In the early 1700s, Spitalfields was popular with wealthy Huguenot silk merchants, who built these grand houses. When silk went out of fashion, so did the area, which was gradually abandoned by the middle classes.
Over the centuries, Spitalfields became increasingly decrepit, populated mainly by criminals including Jack the Ripper who committed murder in Hanbury Street. By the early 1970s, the whole district was slated for demolition. Only a fierce campaign saved the Georgian terraces from becoming a tower block and a few brave souls, led by historian and TV presenter Dan Cruickshank, who embraced the neighbourhood's 'edgy' reputation and moved in.
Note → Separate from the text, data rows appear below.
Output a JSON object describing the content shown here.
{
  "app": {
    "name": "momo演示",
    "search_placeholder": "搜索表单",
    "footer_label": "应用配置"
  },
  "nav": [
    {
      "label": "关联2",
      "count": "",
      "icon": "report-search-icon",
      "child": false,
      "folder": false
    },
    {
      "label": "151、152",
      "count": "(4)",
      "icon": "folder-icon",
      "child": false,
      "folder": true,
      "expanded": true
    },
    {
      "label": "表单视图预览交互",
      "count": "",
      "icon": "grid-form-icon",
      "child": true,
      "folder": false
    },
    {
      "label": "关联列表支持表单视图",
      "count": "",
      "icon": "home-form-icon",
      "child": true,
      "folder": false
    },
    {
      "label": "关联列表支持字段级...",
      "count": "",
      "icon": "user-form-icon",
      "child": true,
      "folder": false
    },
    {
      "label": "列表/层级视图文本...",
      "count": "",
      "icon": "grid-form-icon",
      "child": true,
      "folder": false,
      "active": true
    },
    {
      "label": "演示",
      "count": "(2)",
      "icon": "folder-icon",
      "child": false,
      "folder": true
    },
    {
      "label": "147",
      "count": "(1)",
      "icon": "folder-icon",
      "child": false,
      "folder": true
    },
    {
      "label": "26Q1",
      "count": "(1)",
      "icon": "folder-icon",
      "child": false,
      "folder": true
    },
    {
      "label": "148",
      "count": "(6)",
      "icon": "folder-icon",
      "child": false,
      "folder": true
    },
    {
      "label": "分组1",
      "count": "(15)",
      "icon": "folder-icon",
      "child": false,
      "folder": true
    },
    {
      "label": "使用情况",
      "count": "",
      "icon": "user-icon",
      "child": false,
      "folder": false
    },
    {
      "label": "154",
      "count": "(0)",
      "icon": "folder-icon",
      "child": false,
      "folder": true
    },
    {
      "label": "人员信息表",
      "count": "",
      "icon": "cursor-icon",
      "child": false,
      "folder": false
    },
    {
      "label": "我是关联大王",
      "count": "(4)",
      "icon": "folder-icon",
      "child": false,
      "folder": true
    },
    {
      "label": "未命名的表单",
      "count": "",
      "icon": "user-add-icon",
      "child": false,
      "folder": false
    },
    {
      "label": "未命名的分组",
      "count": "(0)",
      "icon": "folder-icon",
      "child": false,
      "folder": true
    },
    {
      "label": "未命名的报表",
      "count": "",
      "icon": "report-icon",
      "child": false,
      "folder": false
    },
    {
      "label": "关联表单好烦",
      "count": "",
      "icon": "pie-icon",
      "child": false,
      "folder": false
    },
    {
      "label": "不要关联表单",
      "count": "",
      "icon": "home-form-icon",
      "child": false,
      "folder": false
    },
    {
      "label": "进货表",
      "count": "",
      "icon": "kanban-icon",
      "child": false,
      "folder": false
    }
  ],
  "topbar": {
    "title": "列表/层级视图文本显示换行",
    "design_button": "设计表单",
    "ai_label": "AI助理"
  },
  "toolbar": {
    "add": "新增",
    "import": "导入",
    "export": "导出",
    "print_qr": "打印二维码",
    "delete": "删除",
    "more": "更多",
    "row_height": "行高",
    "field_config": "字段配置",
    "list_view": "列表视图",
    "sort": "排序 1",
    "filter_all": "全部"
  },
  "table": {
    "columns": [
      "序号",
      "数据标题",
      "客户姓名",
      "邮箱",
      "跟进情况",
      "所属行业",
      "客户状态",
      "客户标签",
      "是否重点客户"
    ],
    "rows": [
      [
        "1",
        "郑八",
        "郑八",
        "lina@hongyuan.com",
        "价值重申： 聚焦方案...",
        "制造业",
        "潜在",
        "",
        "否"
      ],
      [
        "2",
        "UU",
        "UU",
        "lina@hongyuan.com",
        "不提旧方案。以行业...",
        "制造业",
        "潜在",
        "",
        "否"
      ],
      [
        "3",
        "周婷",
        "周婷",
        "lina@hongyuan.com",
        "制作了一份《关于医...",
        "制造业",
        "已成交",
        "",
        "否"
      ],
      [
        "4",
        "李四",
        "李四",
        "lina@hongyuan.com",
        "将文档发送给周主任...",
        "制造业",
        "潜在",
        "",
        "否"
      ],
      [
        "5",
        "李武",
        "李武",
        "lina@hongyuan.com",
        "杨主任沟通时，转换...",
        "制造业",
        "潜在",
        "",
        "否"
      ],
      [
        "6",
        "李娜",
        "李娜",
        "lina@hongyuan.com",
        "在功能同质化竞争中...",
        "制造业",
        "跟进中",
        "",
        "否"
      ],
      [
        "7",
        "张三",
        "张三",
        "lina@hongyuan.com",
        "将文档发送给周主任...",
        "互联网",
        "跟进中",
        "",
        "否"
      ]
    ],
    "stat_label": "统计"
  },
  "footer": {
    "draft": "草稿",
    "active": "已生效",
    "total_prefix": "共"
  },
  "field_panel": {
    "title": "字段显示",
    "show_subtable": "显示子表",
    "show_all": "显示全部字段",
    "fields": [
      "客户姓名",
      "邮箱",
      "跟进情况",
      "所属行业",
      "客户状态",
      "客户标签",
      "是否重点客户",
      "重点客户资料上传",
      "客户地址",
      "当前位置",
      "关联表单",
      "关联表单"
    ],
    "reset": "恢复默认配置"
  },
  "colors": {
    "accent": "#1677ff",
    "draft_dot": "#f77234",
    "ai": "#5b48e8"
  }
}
Now Spitalfields is desirable again and the Grade II listed residences attract increasingly wealthy buyers. Glittering office and apartment blocks have gone up on the fringe of the area and Broadgate Circus, the dull precinct adjacent to Liverpool Street station, is scheduled for redevelopment plus the new East London rail line will soon run via Shoreditch station.
Finding renovation projects is almost impossible, though one work in progress on Princelet Street, is currently selling at £1.95m (pictured, bottom). A victim of ugly 1950s rebuilding, the entire property is being restored to its 18th-century glory by local architect Chris Dyson and will offer three bedrooms, a courtyard garden and a 'new' Georgian facade.
In adjacent Wilkes Street, Jeremy points out the residences of artist Tracey Emin (pictured, right) and chef Angela Hartnett, but asks me not to give away their addresses. He then shows me No 6, a gorgeous house he expects to fetch "in excess of £2.5m".
Filled with beautiful original panelling, floorboards and fireplaces, it's a spacious property, with huge basement, four bedrooms, two bathrooms and courtyard. The library fills me with envy and the slipper bath may be repro but adds to the antique ambience.
For those with less cash, there are chances to buy on the periphery of the district. One-bedroom flats and studios on Commercial Street, for example, start at around £375,000, while converted warehouse space and little flats above the shops on Brick Lane and in nearby Shoreditch or Whitechapel start at around £295,000.
You won't get Georgian splendour but you will have a foothold in one of London's most vibrant neighbourhoods. Spitalfield's historic houses may have reached a market high but the East End looks like it's still on the up. Buy in now and you'll be ready to rise with it.
Most enquiries Tarn gets are for Spitalfields' historic quarter, a small grid of prime roads sandwiched between the market and Brick Lane. It's an enclave of such perfectly preserved Georgian houses that it feels as though you've stepped back 300 years.